I heard the above quote recently and immediately drifted into my own world of transcendental meanings behind it. Having heard it from a Buddhist I assumed it was of some dharmic source. We were discussing matters in the context of ideas, not material belongings. Turns out that it is simply a recognition that any creative endeavor that one is accused of plagiarizing has very likely taken it from someone who himself plagiarized it from yet another.
But who is that “someone else”?
It turned out to be about stand-up comics stealing each others’ material, I believe. But I preferred to take it further and point out that anyone who steals a creative idea from someone is taking an idea that did not originate with either of these hypothetical people, but from the Lord. The only problem with this is that the idea is stolen from someone who received the idea as a divine gift. So it is hard to say that it was stolen twice as the Lord spares His gifts willingly.
But it is true when the gift was meant for someone else. It is like doing the dharma of someone else which is warned against in Bhagavad-Gita Chapter 3, Verse 35. We all have our own “gifts” and if we think them so inferior as to cause us to steal from others, then we are not carrying out our own dharma.
This is not to say the exchange of ideas is adharma, necessarily. Creative collaboration can be such an exhilarating experience that it can only be yet another “gift” – or, if you prefer, a happy result of past karmas.
And it is also not meant to say that one should let himself be robbed of one’s work simply because “it was never mine to begin with.” Some say there is a fine line between the fight for justice and ego consciousness.

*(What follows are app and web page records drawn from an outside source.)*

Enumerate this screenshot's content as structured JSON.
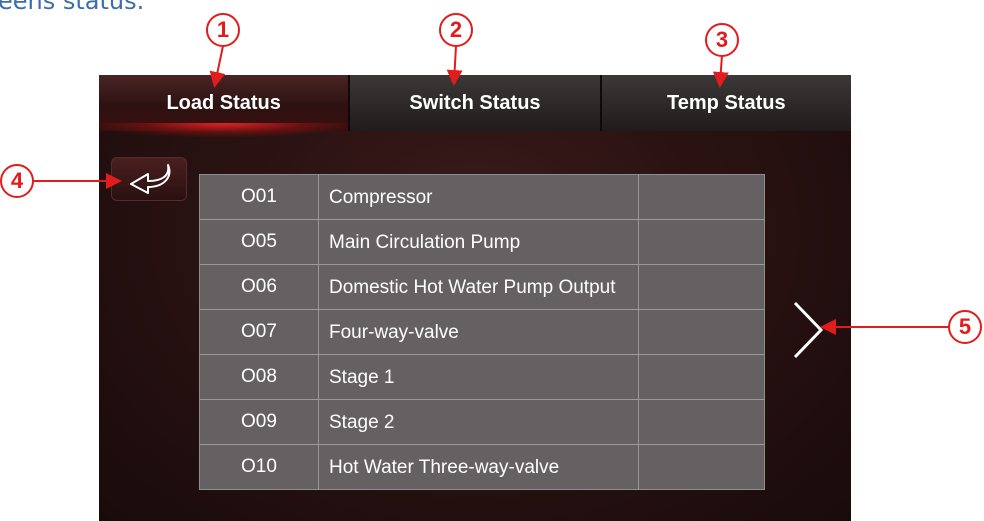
{
  "caption": "eens status.",
  "tabs": [
    {
      "label": "Load Status",
      "active": true
    },
    {
      "label": "Switch Status",
      "active": false
    },
    {
      "label": "Temp Status",
      "active": false
    }
  ],
  "table": {
    "rows": [
      {
        "code": "O01",
        "name": "Compressor",
        "value": ""
      },
      {
        "code": "O05",
        "name": "Main Circulation Pump",
        "value": ""
      },
      {
        "code": "O06",
        "name": "Domestic Hot Water Pump Output",
        "value": ""
      },
      {
        "code": "O07",
        "name": "Four-way-valve",
        "value": ""
      },
      {
        "code": "O08",
        "name": "Stage 1",
        "value": ""
      },
      {
        "code": "O09",
        "name": "Stage 2",
        "value": ""
      },
      {
        "code": "O10",
        "name": "Hot Water Three-way-valve",
        "value": ""
      }
    ]
  },
  "icons": {
    "back": "return-arrow-icon",
    "next": "chevron-right-icon"
  },
  "callouts": [
    "1",
    "2",
    "3",
    "4",
    "5"
  ],
  "colors": {
    "callout": "#e11c1c",
    "caption": "#3c6ea7",
    "screen_bg": "#2a1212",
    "table_bg": "#656162"
  }
}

I say only the individual can know his true motives and drives.
Just something to think about whenever one becomes too ensnared in the I, me and mine of creative endeavors.